## Aim of the exercise
Return all the entries below exactly as they were given.

## Data for analysis
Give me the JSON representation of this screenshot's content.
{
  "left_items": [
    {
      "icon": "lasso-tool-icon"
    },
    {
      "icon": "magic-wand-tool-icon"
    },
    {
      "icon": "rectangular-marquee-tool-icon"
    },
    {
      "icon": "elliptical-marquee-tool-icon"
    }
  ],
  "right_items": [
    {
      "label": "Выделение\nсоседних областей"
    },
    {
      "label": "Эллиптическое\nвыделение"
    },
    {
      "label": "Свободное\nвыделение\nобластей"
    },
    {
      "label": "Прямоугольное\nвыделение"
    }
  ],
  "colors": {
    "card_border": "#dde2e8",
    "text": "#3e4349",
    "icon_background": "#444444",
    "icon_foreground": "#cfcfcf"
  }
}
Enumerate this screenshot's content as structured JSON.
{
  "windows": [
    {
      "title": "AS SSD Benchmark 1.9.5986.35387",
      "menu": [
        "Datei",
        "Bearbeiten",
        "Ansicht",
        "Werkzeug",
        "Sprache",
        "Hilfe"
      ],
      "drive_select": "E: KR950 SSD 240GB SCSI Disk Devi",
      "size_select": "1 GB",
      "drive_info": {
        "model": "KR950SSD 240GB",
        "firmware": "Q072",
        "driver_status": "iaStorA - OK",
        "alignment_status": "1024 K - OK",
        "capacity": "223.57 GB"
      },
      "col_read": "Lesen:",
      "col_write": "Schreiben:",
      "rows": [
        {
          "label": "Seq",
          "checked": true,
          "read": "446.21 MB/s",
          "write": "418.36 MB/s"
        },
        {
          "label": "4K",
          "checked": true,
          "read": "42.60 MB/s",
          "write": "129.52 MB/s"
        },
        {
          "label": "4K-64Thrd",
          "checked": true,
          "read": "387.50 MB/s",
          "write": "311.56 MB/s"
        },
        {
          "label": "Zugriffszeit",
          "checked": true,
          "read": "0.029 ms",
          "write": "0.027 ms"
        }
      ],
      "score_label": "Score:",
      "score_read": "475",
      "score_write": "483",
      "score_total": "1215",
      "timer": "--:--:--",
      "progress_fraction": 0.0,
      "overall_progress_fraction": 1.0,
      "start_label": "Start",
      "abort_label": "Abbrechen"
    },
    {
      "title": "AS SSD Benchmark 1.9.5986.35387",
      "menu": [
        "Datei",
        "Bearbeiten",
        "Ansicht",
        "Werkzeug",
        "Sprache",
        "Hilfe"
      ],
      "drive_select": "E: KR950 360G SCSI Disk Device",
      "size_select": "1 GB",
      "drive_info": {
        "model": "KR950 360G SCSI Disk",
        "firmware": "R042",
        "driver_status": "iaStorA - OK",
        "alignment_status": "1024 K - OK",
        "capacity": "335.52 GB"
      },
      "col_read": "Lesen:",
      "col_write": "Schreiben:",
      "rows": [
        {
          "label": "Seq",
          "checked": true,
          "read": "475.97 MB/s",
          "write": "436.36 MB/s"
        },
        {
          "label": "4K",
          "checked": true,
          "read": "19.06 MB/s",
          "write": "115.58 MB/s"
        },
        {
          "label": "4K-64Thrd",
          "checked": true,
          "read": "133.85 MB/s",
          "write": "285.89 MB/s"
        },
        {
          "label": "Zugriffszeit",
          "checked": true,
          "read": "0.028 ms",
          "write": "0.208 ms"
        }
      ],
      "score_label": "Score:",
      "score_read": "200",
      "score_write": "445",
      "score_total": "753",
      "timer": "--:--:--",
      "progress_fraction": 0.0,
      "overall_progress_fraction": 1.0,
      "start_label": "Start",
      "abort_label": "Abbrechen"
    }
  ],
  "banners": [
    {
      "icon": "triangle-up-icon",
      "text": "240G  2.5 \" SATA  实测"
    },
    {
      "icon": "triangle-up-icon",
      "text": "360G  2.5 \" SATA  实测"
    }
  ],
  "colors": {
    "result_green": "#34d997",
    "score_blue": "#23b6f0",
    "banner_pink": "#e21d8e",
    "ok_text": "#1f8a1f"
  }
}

## Result of this task
Give me the JSON representation of this screenshot's content.
{
  "left_items": [
    {
      "icon": "lasso-tool-icon"
    },
    {
      "icon": "magic-wand-tool-icon"
    },
    {
      "icon": "rectangular-marquee-tool-icon"
    },
    {
      "icon": "elliptical-marquee-tool-icon"
    }
  ],
  "right_items": [
    {
      "label": "Выделение\nсоседних областей"
    },
    {
      "label": "Эллиптическое\nвыделение"
    },
    {
      "label": "Свободное\nвыделение\nобластей"
    },
    {
      "label": "Прямоугольное\nвыделение"
    }
  ],
  "colors": {
    "card_border": "#dde2e8",
    "text": "#3e4349",
    "icon_background": "#444444",
    "icon_foreground": "#cfcfcf"
  }
}
Enumerate this screenshot's content as structured JSON.
{
  "windows": [
    {
      "title": "AS SSD Benchmark 1.9.5986.35387",
      "menu": [
        "Datei",
        "Bearbeiten",
        "Ansicht",
        "Werkzeug",
        "Sprache",
        "Hilfe"
      ],
      "drive_select": "E: KR950 SSD 240GB SCSI Disk Devi",
      "size_select": "1 GB",
      "drive_info": {
        "model": "KR950SSD 240GB",
        "firmware": "Q072",
        "driver_status": "iaStorA - OK",
        "alignment_status": "1024 K - OK",
        "capacity": "223.57 GB"
      },
      "col_read": "Lesen:",
      "col_write": "Schreiben:",
      "rows": [
        {
          "label": "Seq",
          "checked": true,
          "read": "446.21 MB/s",
          "write": "418.36 MB/s"
        },
        {
          "label": "4K",
          "checked": true,
          "read": "42.60 MB/s",
          "write": "129.52 MB/s"
        },
        {
          "label": "4K-64Thrd",
          "checked": true,
          "read": "387.50 MB/s",
          "write": "311.56 MB/s"
        },
        {
          "label": "Zugriffszeit",
          "checked": true,
          "read": "0.029 ms",
          "write": "0.027 ms"
        }
      ],
      "score_label": "Score:",
      "score_read": "475",
      "score_write": "483",
      "score_total": "1215",
      "timer": "--:--:--",
      "progress_fraction": 0.0,
      "overall_progress_fraction": 1.0,
      "start_label": "Start",
      "abort_label": "Abbrechen"
    },
    {
      "title": "AS SSD Benchmark 1.9.5986.35387",
      "menu": [
        "Datei",
        "Bearbeiten",
        "Ansicht",
        "Werkzeug",
        "Sprache",
        "Hilfe"
      ],
      "drive_select": "E: KR950 360G SCSI Disk Device",
      "size_select": "1 GB",
      "drive_info": {
        "model": "KR950 360G SCSI Disk",
        "firmware": "R042",
        "driver_status": "iaStorA - OK",
        "alignment_status": "1024 K - OK",
        "capacity": "335.52 GB"
      },
      "col_read": "Lesen:",
      "col_write": "Schreiben:",
      "rows": [
        {
          "label": "Seq",
          "checked": true,
          "read": "475.97 MB/s",
          "write": "436.36 MB/s"
        },
        {
          "label": "4K",
          "checked": true,
          "read": "19.06 MB/s",
          "write": "115.58 MB/s"
        },
        {
          "label": "4K-64Thrd",
          "checked": true,
          "read": "133.85 MB/s",
          "write": "285.89 MB/s"
        },
        {
          "label": "Zugriffszeit",
          "checked": true,
          "read": "0.028 ms",
          "write": "0.208 ms"
        }
      ],
      "score_label": "Score:",
      "score_read": "200",
      "score_write": "445",
      "score_total": "753",
      "timer": "--:--:--",
      "progress_fraction": 0.0,
      "overall_progress_fraction": 1.0,
      "start_label": "Start",
      "abort_label": "Abbrechen"
    }
  ],
  "banners": [
    {
      "icon": "triangle-up-icon",
      "text": "240G  2.5 \" SATA  实测"
    },
    {
      "icon": "triangle-up-icon",
      "text": "360G  2.5 \" SATA  实测"
    }
  ],
  "colors": {
    "result_green": "#34d997",
    "score_blue": "#23b6f0",
    "banner_pink": "#e21d8e",
    "ok_text": "#1f8a1f"
  }
}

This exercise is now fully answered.